After dropping our things off (and, in my case, squealing a bit at how awesome the place is), we headed back into the main building for a delicious cod dinner and some chatting before dinner. The owner, Eirik, had a drink with Marie and I, and we chatted about everything from dogs to the U.S. healthcare system to how we all deal with answering a lot of emails every week. Eirik is your typical Norwegian – blunt and to the point, and yet clearly really passionate about what he does.
Our evening was done after dinner, but as I was headed back to my lavvo, I happened to look up and see a break in the clouds overhead. And any break in the clouds above this part of northern Norway in winter means a chance for a sighting of the Northern Lights.
And, sure enough, within a few minutes I spied the aurora peeping out from behind the fast-moving clouds.
I ran inside to grab my camera and tripod, and messaged Marie to come outside as quickly as possible.
The cloud clearing only lasted for about 15 minutes, but that was long enough to get one of my favorite photos from the trip:
And then, just as quickly as they'd come, the Northern Lights were gone again. That aurora – she can be so fickle sometimes!
The fire had gone out in my lavvo by the time I went to bed, and I wasn't able to get it restarted. But thankfully the comfy bed comes equipped with electric blankets, so I was still able to sleep cozily until 79 barking sled dogs woke me up at breakfast time.
A group of cruise ship passengers were visiting in the morning, which meant that we got to see first-hand the flurry of activity that's necessary to get 10+ dog sled teams ready to go as we sipped our coffee. The dogs were SO excited to be running again, and I felt sorry for the few that were left behind in the dog yard to watch forlornly as their canine peers bounded off to be harnessed up.
The dogs at Holmen are all Alaskan huskies, however they don't look like the “husky” you're probably picturing. In fact, “Alaskan husky” is actually just a nice way of saying “any dog bred with the desire to RUN.” As Eirik reminded us, he doesn't breed dogs based on looks – he breeds them based on their enthusiasm to race.

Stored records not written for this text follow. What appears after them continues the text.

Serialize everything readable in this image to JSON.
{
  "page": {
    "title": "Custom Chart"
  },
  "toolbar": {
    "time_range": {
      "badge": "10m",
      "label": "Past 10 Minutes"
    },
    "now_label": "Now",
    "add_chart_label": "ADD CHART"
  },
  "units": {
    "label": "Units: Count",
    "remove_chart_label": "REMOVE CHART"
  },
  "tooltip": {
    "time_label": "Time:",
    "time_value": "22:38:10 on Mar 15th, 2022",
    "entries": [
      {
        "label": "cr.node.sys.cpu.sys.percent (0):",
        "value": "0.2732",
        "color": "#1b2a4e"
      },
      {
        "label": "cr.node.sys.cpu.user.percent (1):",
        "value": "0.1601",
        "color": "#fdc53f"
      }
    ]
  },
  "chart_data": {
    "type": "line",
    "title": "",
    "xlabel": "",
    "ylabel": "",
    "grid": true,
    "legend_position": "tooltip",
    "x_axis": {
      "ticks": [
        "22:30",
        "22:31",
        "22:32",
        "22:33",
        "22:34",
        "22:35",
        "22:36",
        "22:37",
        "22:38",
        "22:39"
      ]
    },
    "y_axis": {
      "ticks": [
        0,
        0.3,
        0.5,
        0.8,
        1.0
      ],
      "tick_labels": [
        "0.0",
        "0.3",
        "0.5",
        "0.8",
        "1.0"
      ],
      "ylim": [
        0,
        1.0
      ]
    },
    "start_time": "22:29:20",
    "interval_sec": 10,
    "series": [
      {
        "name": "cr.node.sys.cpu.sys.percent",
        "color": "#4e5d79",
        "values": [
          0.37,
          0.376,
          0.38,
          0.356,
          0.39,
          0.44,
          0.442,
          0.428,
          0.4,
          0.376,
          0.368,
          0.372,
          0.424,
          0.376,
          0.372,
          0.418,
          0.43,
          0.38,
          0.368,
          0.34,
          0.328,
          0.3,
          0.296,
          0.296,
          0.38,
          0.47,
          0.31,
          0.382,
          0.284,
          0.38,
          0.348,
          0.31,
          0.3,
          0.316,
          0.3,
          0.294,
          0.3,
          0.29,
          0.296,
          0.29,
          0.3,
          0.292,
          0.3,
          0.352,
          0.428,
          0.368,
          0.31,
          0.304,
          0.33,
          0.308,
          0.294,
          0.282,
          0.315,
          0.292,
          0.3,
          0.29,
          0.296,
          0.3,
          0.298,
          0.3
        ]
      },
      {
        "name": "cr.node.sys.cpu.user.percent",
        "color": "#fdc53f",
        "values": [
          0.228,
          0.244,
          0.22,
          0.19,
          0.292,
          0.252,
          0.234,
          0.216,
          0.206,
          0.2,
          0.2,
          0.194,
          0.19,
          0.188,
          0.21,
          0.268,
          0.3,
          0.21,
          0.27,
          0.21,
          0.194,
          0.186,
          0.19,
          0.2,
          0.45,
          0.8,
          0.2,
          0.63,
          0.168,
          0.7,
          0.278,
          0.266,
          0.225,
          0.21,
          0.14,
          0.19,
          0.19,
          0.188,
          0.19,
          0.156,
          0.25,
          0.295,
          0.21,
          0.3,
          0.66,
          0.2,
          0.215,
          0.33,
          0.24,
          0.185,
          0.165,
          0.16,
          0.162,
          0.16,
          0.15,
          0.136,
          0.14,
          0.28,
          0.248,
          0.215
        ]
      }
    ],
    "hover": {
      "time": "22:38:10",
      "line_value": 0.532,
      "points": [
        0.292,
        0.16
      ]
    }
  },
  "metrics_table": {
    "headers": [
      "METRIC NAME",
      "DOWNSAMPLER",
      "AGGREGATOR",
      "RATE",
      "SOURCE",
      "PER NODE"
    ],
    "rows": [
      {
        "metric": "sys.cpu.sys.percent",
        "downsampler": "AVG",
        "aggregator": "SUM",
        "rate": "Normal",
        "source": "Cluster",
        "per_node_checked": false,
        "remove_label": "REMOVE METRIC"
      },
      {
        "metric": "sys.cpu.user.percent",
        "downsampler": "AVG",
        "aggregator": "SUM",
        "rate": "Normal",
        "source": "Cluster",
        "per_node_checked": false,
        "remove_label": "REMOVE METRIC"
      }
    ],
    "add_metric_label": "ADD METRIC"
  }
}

And the dogs at the Holmen Husky Lodge definitely have that enthusiasm.
When it came time to say goodbye to the dogs and the lodge an hour or so later, I found myself actually reluctant to go. I may not be a dog person, but I can certainly recognize a unique and memorable experience when one is put in front of me.
If you ever find yourself in Alta, I highly recommend an overnight stay at the Holmen Husky Lodge!
IF YOU GO…
What: Holmen Husky Lodge “Northern Night Package” package
Where: Alta, Norway (they'll pick you up from a hotel in town if you don't have a car)
When: September 15 – April 30; pick-up is usually around 4 p.m., and you'll be back in Alta the next day between 10 and 11 a.m.
How much: NOK 2990 (about $350 USD) per person
What's included: Transfer to/from Alta, a 15-kilometer dogsled ride, dinner and breakfast, and accommodation in a lavvo (price is for double occupancy). You are also free to visit the dogs, hang out in any of the common areas, and use the sauna and hot tub.
Is this something that's going on your Norway bucket list? (Hint: It should be!)
Note: Big thanks to Visit Northern Norway and the Holmen Husky Lodge for hosting me during my stay, and for the folks at North Adventure in Alta for coordinating it all. As always, all opinions are 100% my own.